Dr. William Meggs with the Brody School of Medicine at ECU. He’s been leading a study since early 2011 of Gulf War Illness, believed to be caused by chemical exposure during 1991’s Operation Desert Storm including insecticides and sarin gas from Iraqi stockpiles The study seeks a treatment as well as a blood test that can confirm the illness which might streamline what can be a scattershot method of treating a veteran’s symptoms.
“Some are not taking any medicine or taking a multi-vitamin while others are… we have one veteran who has been prescribed 19 pharmaceuticals to treat the symptoms of gulf war illness while many are on 6 or 8 or 10 medications. Looking at our data we know that those receiving many medications are just as sick as those who aren’t taking any medications.”
Dr. Meggs’ study hopes to bring some manner of simplicity to diagnosing and treating Gulf War Illness. As far as diagnosis, rather than an if/then situation… if the veteran served in the first Gulf War and displays symptoms of chronic fatigue and pain plus neuropsychological illnesses, then he may be suffering from Gulf War Illness… that question could be replaced by a blood test searching for markers to indicate the presence of Gulf War Illness.
“What we’re looking at is natural substances in the body that are elevated when neuroinflammation takes place, and by neuroinflammation we know there are two pathways to produce inflammation in the body. One is the immune system with the white blood cells, but nerve cells themselves can detect the presence of foreign materials and respond with an inflammatory response, and when that happens certain messenger molecules are increased in the blood and those are the ones we’re looking at.”
And if the treatment portion is confirmed, it could greatly streamline the treatment of Gulf War Illness.
“The treatments we’re looking at are two generic medications that reduce inflammation in the brain by targeting a type of cell called a microglial cell which is a cell that is involved in the immunity of the brain to infections, but if its inappropriately activated it can lead to symptoms.”
Dr. Meggs’ study is looking to bring about 20 more veterans into the study, which had been slated to end this year but will continue into 2015. The study is a double-blind, placebo-controlled trial.

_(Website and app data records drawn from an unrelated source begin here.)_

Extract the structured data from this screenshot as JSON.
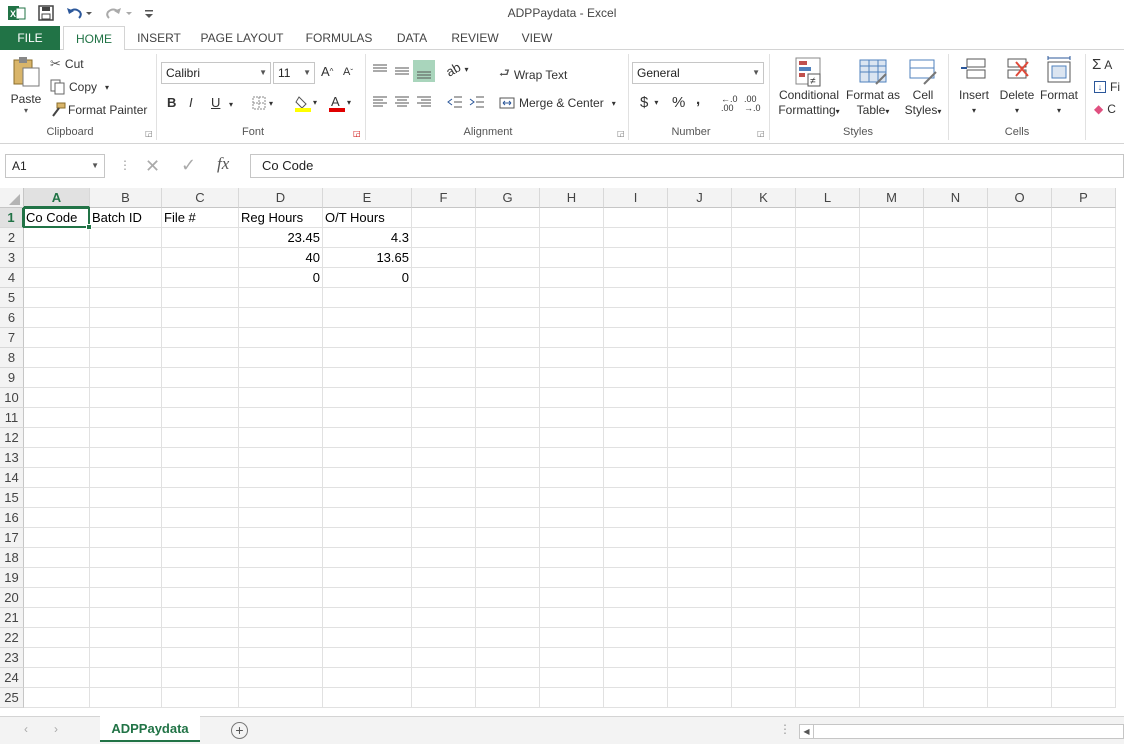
{
  "window": {
    "title": "ADPPaydata - Excel"
  },
  "ribbon_tabs": [
    "FILE",
    "HOME",
    "INSERT",
    "PAGE LAYOUT",
    "FORMULAS",
    "DATA",
    "REVIEW",
    "VIEW"
  ],
  "clipboard": {
    "paste": "Paste",
    "cut": "Cut",
    "copy": "Copy",
    "format_painter": "Format Painter",
    "label": "Clipboard"
  },
  "font": {
    "name": "Calibri",
    "size": "11",
    "bold": "B",
    "italic": "I",
    "underline": "U",
    "grow": "A",
    "shrink": "A",
    "label": "Font"
  },
  "alignment": {
    "wrap": "Wrap Text",
    "merge": "Merge & Center",
    "label": "Alignment"
  },
  "number": {
    "format": "General",
    "currency": "$",
    "percent": "%",
    "comma": ",",
    "label": "Number"
  },
  "styles": {
    "conditional_1": "Conditional",
    "conditional_2": "Formatting",
    "table_1": "Format as",
    "table_2": "Table",
    "cell_1": "Cell",
    "cell_2": "Styles",
    "label": "Styles"
  },
  "cells": {
    "insert": "Insert",
    "delete": "Delete",
    "format": "Format",
    "label": "Cells"
  },
  "editing": {
    "autosum": "A",
    "fill": "Fi",
    "clear": "C"
  },
  "formula_bar": {
    "name_box": "A1",
    "fx": "fx",
    "content": "Co Code"
  },
  "columns": [
    "A",
    "B",
    "C",
    "D",
    "E",
    "F",
    "G",
    "H",
    "I",
    "J",
    "K",
    "L",
    "M",
    "N",
    "O",
    "P"
  ],
  "rows": [
    "1",
    "2",
    "3",
    "4",
    "5",
    "6",
    "7",
    "8",
    "9",
    "10",
    "11",
    "12",
    "13",
    "14",
    "15",
    "16",
    "17",
    "18",
    "19",
    "20",
    "21",
    "22",
    "23",
    "24",
    "25"
  ],
  "sheet": {
    "A1": "Co Code",
    "B1": "Batch ID",
    "C1": "File #",
    "D1": "Reg Hours",
    "E1": "O/T Hours",
    "D2": "23.45",
    "E2": "4.3",
    "D3": "40",
    "E3": "13.65",
    "D4": "0",
    "E4": "0"
  },
  "sheet_tabs": [
    "ADPPaydata"
  ],
  "accent": "#217346"
}
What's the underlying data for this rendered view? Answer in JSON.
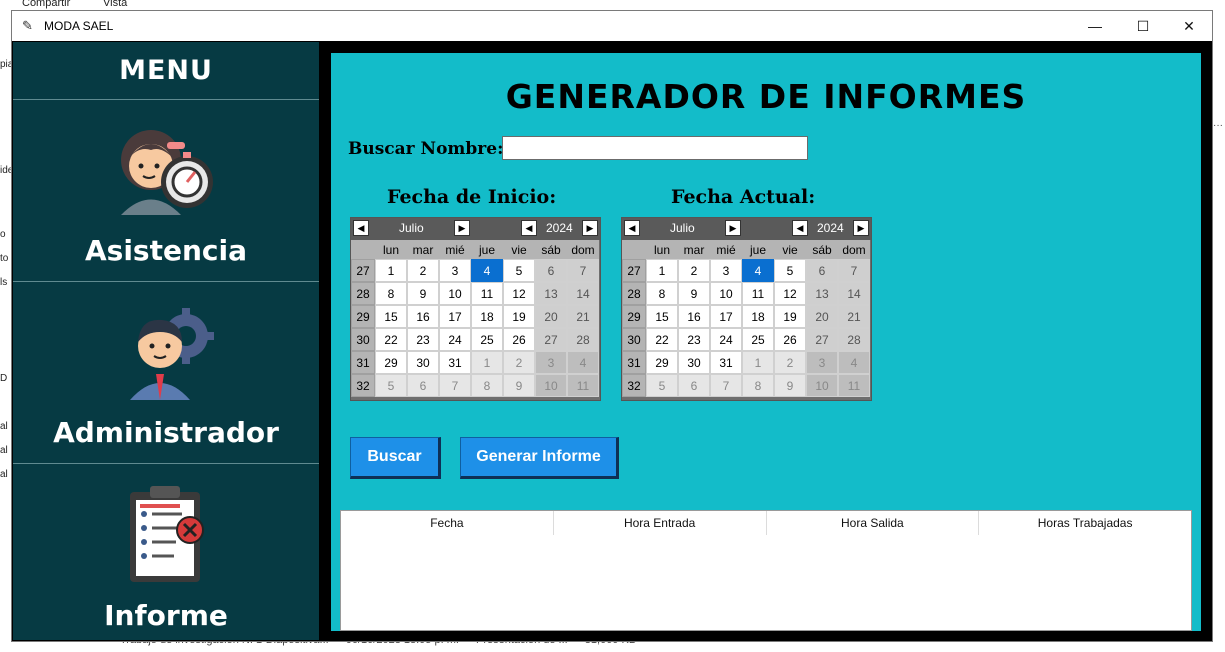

A veteran takes a pill for three months, a wash-out pill for a month and then a different though visually identical pill for another three months. One contains an active ingredient, one does not, and neither the veteran… nor Dr. Meggs… knows which is which. They may know soon… Dr. Meggs expects the results on the veterans who have completed the study will soon be “unblinded,” meaning some of the encouraging though subjective results obtained so far might soon come into focus.
“We’ve also had veterans who have not responded to either course of therapy to the extent we would like, but we’ve also had veterans who came back and said well, I just finished the three months. I don’t know if I was taking the active substance or the dummy pill, but I don’t care. I want to be on it, and my wife says you’d better put me on it.”
Dr. William Meggs is the chief of medical toxicology and a professor of emergency medicine at the Brody School of Medicine at ECU. I’m George Olsen.
Veterans interested in finding out more about the study can contact 252-744-5568.